Killing of loyalist was bid 'to rebuild IRA support'
The IRA murder of a leading loyalist was seen as a bid to rebuild support from nationalists after the horror of Enniskillen, officials said.
There was revulsion within the Catholic Church and community when the IRA bombed a Remembrance Day service in 1987.
Seven weeks later, John McMichael was killed when a bomb exploded under his car in Lisburn.
The 39-year-old was deputy leader of the UDA and a prominent figure in loyalism for much of the 1980s.
Three weeks earlier, another senior loyalist, George Seawright, was shot dead on the Shankill Road.

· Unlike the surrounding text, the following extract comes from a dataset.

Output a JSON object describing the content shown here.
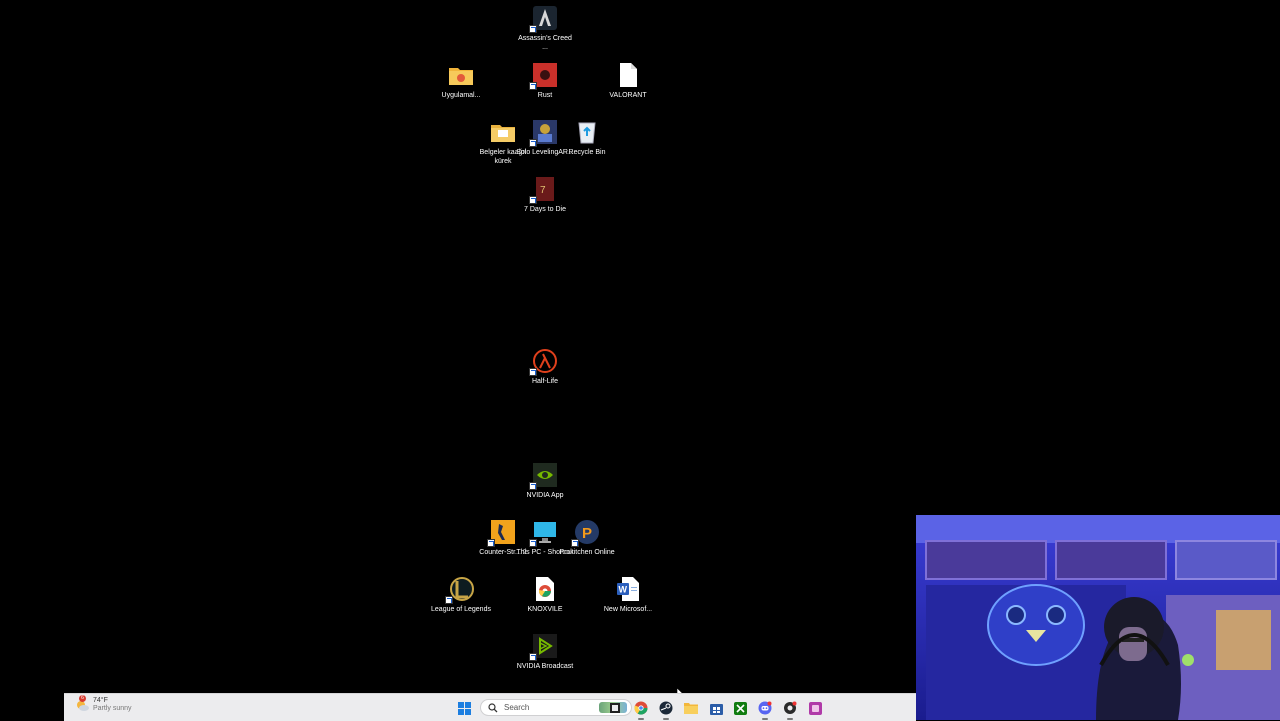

A confidential memo by JE McConnell from the Political Affairs Division referred to various theories about McMichael's murder.
It stated: "Coming on the heels of the Enniskillen bombing and the murder of loyalist firebrand George Seawright (later claimed by the Irish People's Liberation Organisation), the IRA may have believed that the death of a leading loyalist could be the final application of pressure necessary to create a backlash and plunge the province into a series of tit-for-tat sectarian killings in which the prospects for cross-community talks and progress would recede.
"On the other hand, some commentators have expressed the view that the killing was carried out by the IRA in an attempt to rebuild support and sympathy after the wave of revulsion following the Enniskillen deaths.
"In the light of the condemnation heaped on the IRA and on Sinn Fein (especially from within the Catholic Church and community), the killing of a leading loyalist paramilitary figure like McMichael may have been an attempt to prove to the nationalist community that the IRA can, and will, mount attacks against individuals who are seen as being responsible for leading groups which kill and intimidate Catholics."
Eleven people died and 63 were injured by the bombing on November 8, 1987.
A 12th victim, school principal Ronnie Hill, spent 13 years in a coma and died in 2000.